Do you ever wonder what it means to be human? Anthropologists seek to answer this question by investigating the human condition in all times and all places. Human genetics, the origin of our species, the rise and fall of civilizations, world languages, and the wide diversities of peoples, cultures, and religions are just some of the topics you can explore through anthropology. This discipline is the broadest social science and is unique in its cross-cultural and holistic perspectives. The program offers courses in all four of the anthropological sub-disciplines: biological anthropology, anthropological linguistics, archaeology, and cultural anthropology.

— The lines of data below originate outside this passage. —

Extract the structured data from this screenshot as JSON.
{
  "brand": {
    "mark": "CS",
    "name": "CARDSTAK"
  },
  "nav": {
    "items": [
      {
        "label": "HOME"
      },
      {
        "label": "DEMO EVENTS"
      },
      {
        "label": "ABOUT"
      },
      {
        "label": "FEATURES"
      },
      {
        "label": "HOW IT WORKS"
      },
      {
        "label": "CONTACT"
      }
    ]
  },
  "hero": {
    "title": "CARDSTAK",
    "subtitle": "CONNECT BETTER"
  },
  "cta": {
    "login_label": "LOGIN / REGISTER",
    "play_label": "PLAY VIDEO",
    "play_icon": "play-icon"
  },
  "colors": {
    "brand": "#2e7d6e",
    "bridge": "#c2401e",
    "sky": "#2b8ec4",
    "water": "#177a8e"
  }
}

A major in anthropology provides a firm basis for exploring careers in museums, aid agencies, business, government, forensics, and teaching. Both majors and non-majors can take part in local and international field and laboratory experiences that provide the opportunity to contribute to current anthropological research. Completing the archaeological field school gives students hands-on experience in excavating an archaeological site. This course trains participants for immediate employment in public archaeology.
Anthropology (B.A.) Degree Outcomes
Recognize what it means to be human and how biological, archaeological, ethnographic, and linguistic knowledge contributes to that understanding.
Identify the major theoretical and methodical approaches in the study of human biology and evolution, culture, language, and the archaeological past.
Demonstrate skills in communicating anthropological knowledge effectively through writing, oral presentation, and data presentation.
Apply both qualitative and quantitative research methods to anthropological problems, complying with the ethical practices within the discipline.
Explain the holistic anthropological viewpoint on issues of cultural and ethnic diversity in past and present societies and draw comparisons between different cultures, describe cultural processes, and examine social issues from an anthropological perspective.
ANTHROPOLOGY, B.A. (33-51 credits)
Required: ANTH 211, 213, 362, 380, and 21 additional credits in anthropology chosen in consultation with a departmental advisor. In addition to 30 credits in anthropology, the following courses are required: SOC 211, GEOG 100, and 15 additional credits chosen from biology, history, earth science, geography, or sociology. Students may choose either foreign language competency or quantitative methods core.
ANTHROPOLOGY, MINOR (18 credits)
In addition to ANTH 211, anthropology students will complete nine credits of anthropology courses at the 300-level and an additional six credits of anthropology courses.
LATIN AMERICAN AND CARIBBEAN STUDIES, MINOR (18 credits)
Required: 18 credits, chosen from a menu of interdisciplinary course. Courses must be chosen from at least two academic disciplines; at least nine credits must be at the 300- or 400-level.